Even the not-so-tech-savvy people on our team found it really easy to get started with TeamSnap. Just click a link, enter an email and password and that’s it. With Yahoo! and Google, some people had trouble making that work. Krisha said the set up was intuitive and simple from the manager’s end, and I thought it was super easy from the player end. I think my mom could even handle this. (No offense, Mom). It’s integrated so when you update one thing, everything else automatically updates. And it makes team communication a snap.
Some of our favorite features:
Roster with contact information
It is oh-so-easy to find the contact information for everyone on the team. It’s a private, password protected system so only our team can access it, plus players can update their own phone number or email. Just click the roster tab and it’s all right there.
Schedule (with game results)
Krisha reported that this was one of the best features. She entered our practices and games, and because the app allows you to save the details for each team in our division, she only had to enter it once. Let me emphasize: we play every team in our league four times, but only had to enter the information for each opponent once. This is a huge time saver over Google Groups and Yahoo! Groups. Everyone on the team can see the schedule and we track our game results.
Export to iCal or Outlook, or Google Calendar
Personally, this is one of my favorite features. I manage a lot of calendars and I love that it syncs with iCal and Outlook. And it was EASY to do.
Availability for events
This could be a manager/coaches best friend. Each player can mark their availability for games and practices so you know who is going to show up for games or if you are going to be short and have to call subs. As a player, I like it because if I’m on the fence about a game, I can see if we will have enough players or if I need to skip out on the family gathering early and get there. Really, I’d love to stay, but the team needs me.
This is a great way to track things like who has turned in their consent to treat forms and who hasn’t, or what players ordered warm up suits. A nice bonus feature and it’s really helpful to have this all in one place, instead of various spreadsheets like I’ve done in the past.
We haven’t used this feature yet but I can see the value. The whole team can see the fees and who has paid, so it increases financial transparency. And it may shame some people into paying on time. We will have to check this out next season.
Game statistics, specific to your sport
One thing that I really like is that with the Premium version, you can really customize things to your own sport, especially game stats. It goes beyond wins and losses; you can track goals, assists, shots, penalty minutes, and even goalie stats. And no, I am not leading in penalty minutes, not by a long shot.
Share photos and files
Upload photos from team events, share the practice plan or other information with the team. You can make a little team document center here so if someone loses the consent form, they can just download a new one, right from the TeamSnap page.
Send team emails and texts
Krisha says this is one of her favorite features and it is pretty awesome. You can post a message, like a bulletin board, and email messages, plus send group text messages. And you can choose whether to send them to a few people or your whole team. As a player, you indicate if you want to receive text messages so if it’s a problem with your data plan, you can opt out.
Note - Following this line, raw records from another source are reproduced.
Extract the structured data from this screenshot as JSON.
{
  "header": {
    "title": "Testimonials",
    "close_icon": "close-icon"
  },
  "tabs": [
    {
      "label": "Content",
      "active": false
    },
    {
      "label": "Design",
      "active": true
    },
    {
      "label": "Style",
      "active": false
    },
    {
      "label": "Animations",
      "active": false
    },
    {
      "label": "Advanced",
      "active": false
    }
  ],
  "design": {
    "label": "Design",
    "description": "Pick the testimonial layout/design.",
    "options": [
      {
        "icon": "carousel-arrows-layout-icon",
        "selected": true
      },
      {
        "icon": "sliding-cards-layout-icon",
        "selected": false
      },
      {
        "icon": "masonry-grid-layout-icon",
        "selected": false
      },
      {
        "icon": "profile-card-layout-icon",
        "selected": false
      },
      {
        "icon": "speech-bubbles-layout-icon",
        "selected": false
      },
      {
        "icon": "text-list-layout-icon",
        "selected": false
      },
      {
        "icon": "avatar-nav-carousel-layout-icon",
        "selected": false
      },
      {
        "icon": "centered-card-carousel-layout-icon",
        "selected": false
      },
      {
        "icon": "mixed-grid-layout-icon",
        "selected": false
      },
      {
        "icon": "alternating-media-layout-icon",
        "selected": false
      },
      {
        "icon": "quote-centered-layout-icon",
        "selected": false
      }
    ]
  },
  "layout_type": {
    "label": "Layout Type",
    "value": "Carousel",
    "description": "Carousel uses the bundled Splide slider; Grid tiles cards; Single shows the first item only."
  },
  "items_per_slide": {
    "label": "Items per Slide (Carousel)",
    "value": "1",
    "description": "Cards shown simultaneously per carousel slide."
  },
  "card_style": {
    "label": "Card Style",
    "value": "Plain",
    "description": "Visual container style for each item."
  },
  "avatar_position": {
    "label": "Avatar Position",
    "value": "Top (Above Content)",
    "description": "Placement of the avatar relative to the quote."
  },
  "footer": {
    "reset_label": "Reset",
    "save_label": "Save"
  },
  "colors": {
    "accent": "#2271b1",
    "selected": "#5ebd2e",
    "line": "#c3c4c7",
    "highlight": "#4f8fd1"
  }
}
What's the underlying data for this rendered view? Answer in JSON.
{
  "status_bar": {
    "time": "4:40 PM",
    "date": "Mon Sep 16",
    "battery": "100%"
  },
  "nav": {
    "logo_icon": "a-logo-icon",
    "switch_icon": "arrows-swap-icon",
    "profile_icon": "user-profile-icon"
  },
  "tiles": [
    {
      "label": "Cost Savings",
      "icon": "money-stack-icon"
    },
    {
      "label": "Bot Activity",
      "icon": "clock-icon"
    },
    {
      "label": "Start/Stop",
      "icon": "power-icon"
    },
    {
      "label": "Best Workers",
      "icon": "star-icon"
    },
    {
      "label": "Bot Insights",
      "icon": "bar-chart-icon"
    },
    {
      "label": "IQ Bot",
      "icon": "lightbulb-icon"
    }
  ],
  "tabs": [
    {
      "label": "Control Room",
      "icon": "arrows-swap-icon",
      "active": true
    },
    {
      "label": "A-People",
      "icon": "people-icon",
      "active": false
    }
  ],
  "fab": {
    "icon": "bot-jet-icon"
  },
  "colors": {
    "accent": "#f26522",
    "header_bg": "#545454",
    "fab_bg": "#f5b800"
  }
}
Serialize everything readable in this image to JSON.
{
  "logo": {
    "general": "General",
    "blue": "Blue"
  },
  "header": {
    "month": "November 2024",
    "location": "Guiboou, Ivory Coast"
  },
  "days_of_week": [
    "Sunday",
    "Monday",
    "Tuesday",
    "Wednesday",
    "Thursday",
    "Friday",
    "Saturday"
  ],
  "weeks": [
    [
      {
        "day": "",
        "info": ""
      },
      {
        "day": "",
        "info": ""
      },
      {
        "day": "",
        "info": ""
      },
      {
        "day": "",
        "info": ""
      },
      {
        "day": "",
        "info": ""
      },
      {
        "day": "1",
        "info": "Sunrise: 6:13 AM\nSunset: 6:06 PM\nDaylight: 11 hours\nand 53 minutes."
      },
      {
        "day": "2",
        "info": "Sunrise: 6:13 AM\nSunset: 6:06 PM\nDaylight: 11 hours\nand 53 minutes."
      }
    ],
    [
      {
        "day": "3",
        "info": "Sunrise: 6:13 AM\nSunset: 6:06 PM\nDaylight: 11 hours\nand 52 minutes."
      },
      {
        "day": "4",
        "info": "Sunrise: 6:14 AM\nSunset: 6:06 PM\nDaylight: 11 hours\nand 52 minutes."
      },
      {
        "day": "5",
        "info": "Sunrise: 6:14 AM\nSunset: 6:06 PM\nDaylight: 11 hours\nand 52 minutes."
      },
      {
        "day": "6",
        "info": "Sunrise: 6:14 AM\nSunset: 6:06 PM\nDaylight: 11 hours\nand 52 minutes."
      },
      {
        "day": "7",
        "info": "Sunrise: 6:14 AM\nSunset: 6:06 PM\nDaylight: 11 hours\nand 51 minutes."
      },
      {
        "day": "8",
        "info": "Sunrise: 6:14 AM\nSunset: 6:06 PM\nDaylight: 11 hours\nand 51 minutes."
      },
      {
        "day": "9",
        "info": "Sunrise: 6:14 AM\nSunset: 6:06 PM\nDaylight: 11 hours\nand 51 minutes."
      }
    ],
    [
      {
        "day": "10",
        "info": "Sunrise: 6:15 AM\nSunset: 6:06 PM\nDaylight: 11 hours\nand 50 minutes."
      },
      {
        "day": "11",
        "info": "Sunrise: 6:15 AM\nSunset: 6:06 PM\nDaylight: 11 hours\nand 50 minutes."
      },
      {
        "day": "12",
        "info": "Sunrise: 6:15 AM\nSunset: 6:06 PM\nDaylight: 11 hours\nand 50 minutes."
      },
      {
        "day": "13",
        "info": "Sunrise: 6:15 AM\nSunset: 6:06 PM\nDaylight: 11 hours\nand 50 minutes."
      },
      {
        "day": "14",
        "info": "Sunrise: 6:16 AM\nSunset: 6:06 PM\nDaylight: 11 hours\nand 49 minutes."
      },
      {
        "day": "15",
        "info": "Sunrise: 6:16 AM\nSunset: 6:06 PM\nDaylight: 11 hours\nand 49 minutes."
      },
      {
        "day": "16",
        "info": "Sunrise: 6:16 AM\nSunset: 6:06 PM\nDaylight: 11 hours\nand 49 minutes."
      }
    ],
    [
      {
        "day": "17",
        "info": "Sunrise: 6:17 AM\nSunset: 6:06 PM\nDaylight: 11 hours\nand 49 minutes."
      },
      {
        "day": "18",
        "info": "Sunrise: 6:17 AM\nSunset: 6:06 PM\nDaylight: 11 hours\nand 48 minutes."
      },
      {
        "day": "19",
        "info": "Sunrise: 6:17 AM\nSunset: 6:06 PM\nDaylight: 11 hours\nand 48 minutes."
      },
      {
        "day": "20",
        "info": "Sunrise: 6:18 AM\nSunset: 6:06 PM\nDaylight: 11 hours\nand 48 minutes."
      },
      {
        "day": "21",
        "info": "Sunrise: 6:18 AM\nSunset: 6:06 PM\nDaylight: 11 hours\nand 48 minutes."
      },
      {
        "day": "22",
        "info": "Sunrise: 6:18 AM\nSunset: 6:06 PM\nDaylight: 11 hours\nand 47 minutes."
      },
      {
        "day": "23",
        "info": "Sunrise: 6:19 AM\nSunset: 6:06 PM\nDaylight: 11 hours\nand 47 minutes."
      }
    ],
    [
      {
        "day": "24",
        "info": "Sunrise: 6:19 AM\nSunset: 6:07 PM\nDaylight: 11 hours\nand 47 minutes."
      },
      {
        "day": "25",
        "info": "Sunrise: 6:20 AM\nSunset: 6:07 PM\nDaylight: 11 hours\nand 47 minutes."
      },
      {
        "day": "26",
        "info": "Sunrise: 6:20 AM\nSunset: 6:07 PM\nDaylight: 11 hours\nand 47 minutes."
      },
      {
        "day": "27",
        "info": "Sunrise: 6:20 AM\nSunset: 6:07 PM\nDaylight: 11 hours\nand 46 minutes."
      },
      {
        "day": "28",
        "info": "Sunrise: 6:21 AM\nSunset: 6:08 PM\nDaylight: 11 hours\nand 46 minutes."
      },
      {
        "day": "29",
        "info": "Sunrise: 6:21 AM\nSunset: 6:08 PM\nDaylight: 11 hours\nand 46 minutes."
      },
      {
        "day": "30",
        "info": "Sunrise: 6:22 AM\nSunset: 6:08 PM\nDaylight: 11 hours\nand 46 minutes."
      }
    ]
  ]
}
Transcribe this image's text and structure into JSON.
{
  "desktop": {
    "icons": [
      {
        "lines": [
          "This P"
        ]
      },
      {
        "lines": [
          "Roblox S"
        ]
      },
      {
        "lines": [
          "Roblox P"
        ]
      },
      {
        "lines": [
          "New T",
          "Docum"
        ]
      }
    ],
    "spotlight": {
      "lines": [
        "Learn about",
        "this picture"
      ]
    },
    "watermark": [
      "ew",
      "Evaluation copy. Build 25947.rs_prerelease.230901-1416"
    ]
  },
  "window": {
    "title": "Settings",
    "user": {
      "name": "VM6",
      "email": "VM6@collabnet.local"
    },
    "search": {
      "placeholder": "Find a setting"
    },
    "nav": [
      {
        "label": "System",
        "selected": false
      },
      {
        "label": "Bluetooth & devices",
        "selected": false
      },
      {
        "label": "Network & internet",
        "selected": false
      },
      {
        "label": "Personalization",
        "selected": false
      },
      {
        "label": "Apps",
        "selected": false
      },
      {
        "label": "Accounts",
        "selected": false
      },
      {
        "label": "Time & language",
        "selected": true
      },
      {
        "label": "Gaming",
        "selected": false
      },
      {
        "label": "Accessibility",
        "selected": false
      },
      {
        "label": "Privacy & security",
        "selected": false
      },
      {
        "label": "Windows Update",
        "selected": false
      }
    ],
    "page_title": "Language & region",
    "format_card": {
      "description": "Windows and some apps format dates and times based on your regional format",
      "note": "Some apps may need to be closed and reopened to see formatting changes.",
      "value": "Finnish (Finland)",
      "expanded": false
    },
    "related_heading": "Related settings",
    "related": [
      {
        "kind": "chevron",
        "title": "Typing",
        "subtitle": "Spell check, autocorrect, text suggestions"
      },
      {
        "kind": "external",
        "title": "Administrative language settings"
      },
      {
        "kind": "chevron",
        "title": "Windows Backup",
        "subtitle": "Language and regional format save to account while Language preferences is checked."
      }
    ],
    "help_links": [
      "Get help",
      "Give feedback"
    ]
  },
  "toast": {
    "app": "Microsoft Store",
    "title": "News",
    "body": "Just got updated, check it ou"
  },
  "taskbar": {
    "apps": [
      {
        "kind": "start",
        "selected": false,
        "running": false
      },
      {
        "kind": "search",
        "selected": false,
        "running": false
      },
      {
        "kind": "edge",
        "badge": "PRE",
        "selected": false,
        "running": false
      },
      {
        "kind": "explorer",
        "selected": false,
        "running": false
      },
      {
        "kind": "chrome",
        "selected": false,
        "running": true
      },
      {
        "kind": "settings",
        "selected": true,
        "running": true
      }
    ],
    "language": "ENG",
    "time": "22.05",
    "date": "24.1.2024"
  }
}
But for those last minute changes to the schedule, or road construction notifications en route, the group text is really handy.
If you want to order matching sweatshirts or something, you can do it right from the TeamSnap site. For me, it’s a big drawback that you can’t upload your team logo and you have to choose from generic designs so we haven’t used this and probably won’t.
Not that I’d ever forget I have a game or practice, but it is nice to get these email reminders. You can set your own preferences for this as a player. I have it set up to email me 4 days before each event.
iPad app and iPhone
The TeamSnap website translates extremely well to an app. I have it on my iPhone and can access the schedule, roster and contact information easily no matter where I am. This is a big advantage over the other organization systems I have used. You can even add the roster contacts to your iPhone contacts with just a tap. The app is very highly rated and easy to use.
One account for multiple teams
I’m hoping that I can get my soccer team to switch over to TeamSnap, in which case I would be able use the same account information to access both team accounts.
TeamSnap is a great solution for sports teams of any kind but I also recommend it for other groups. My husband’s a cappella group uses it to manage communications, gigs and practices. I should report that TeamSnap has a good help section with lots of resources, but we’ve never had to use them. And they also have a fun enewsletter with good tips and some other community features. Even if you upgrade to the Premium version, the cost-per-player is very low and well worth it.
Krisha reports that in her experience, TeamSnap is by far the easiest and most reliable calendar solution and is extremely pleased. And I’m happy that she’s happy because being the team manager is a sucky job and I’m super glad she’s doing it this year.